• _Instructions for the task_
Would you please reproduce all the entries word for word, minus the pictures?

(Dataset rows describing interfaces)

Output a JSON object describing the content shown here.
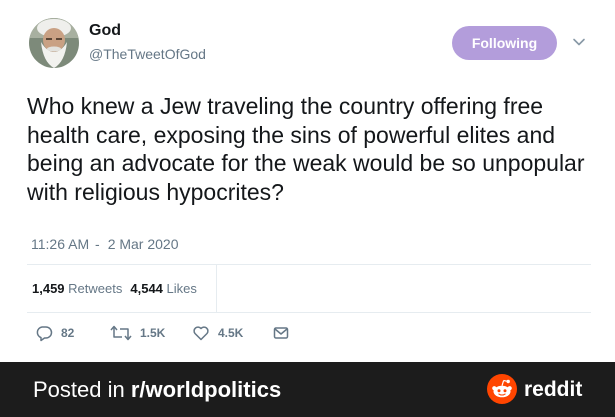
{
  "tweet": {
    "author_name": "God",
    "author_handle": "@TheTweetOfGod",
    "follow_label": "Following",
    "text": "Who knew a Jew traveling the country offering free health care, exposing the sins of powerful elites and being an advocate for the weak would be so unpopular with religious hypocrites?",
    "time": "11:26 AM",
    "time_separator": "-",
    "date": "2 Mar 2020",
    "retweets_count": "1,459",
    "retweets_label": "Retweets",
    "likes_count": "4,544",
    "likes_label": "Likes",
    "reply_count": "82",
    "retweet_count_short": "1.5K",
    "like_count_short": "4.5K",
    "icons": [
      "avatar",
      "chevron-down-icon",
      "reply-icon",
      "retweet-icon",
      "heart-icon",
      "message-icon"
    ]
  },
  "footer": {
    "prefix": "Posted in ",
    "subreddit": "r/worldpolitics",
    "brand": "reddit",
    "brand_color": "#ff4500",
    "background": "#1c1c1c"
  },
  "colors": {
    "follow_button": "#b39ddb",
    "secondary_text": "#657786"
  }
}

• _Response to this exercise_
Output a JSON object describing the content shown here.
{
  "tweet": {
    "author_name": "God",
    "author_handle": "@TheTweetOfGod",
    "follow_label": "Following",
    "text": "Who knew a Jew traveling the country offering free health care, exposing the sins of powerful elites and being an advocate for the weak would be so unpopular with religious hypocrites?",
    "time": "11:26 AM",
    "time_separator": "-",
    "date": "2 Mar 2020",
    "retweets_count": "1,459",
    "retweets_label": "Retweets",
    "likes_count": "4,544",
    "likes_label": "Likes",
    "reply_count": "82",
    "retweet_count_short": "1.5K",
    "like_count_short": "4.5K",
    "icons": [
      "avatar",
      "chevron-down-icon",
      "reply-icon",
      "retweet-icon",
      "heart-icon",
      "message-icon"
    ]
  },
  "footer": {
    "prefix": "Posted in ",
    "subreddit": "r/worldpolitics",
    "brand": "reddit",
    "brand_color": "#ff4500",
    "background": "#1c1c1c"
  },
  "colors": {
    "follow_button": "#b39ddb",
    "secondary_text": "#657786"
  }
}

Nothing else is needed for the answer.